__BRIEF__
Find the string "empowerment" in the listing below and return each line it appears in.

########################################

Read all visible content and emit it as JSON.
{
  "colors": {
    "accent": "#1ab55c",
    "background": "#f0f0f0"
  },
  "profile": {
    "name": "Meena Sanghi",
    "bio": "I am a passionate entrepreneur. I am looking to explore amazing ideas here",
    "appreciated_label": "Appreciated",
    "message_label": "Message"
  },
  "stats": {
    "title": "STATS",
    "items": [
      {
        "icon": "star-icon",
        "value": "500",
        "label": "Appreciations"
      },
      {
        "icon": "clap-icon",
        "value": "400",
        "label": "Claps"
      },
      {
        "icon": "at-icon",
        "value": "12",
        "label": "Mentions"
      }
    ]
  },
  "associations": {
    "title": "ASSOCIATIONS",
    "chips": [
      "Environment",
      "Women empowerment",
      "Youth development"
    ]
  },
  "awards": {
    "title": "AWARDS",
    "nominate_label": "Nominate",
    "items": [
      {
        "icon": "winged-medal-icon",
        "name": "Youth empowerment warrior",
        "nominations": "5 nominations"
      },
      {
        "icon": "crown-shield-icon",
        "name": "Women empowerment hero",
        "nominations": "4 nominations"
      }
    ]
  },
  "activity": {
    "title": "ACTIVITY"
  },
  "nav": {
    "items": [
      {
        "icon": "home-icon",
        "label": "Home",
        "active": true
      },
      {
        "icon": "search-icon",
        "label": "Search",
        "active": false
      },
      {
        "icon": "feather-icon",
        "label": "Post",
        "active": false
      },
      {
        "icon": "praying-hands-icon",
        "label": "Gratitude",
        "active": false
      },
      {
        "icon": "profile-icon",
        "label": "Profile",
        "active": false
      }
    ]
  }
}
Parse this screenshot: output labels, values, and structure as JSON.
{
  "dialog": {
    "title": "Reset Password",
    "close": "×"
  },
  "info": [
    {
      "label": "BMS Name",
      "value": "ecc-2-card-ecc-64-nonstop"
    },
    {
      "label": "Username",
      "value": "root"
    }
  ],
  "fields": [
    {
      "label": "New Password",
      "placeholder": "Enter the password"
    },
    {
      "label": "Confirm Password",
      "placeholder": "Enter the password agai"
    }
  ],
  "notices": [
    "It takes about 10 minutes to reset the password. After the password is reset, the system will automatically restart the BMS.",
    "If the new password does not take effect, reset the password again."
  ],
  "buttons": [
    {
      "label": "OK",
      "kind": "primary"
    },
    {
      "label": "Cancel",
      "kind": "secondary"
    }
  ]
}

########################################

__SOLUTION TO THE PROBLEM__
      "Women empowerment",
        "name": "Youth empowerment warrior",
        "name": "Women empowerment hero",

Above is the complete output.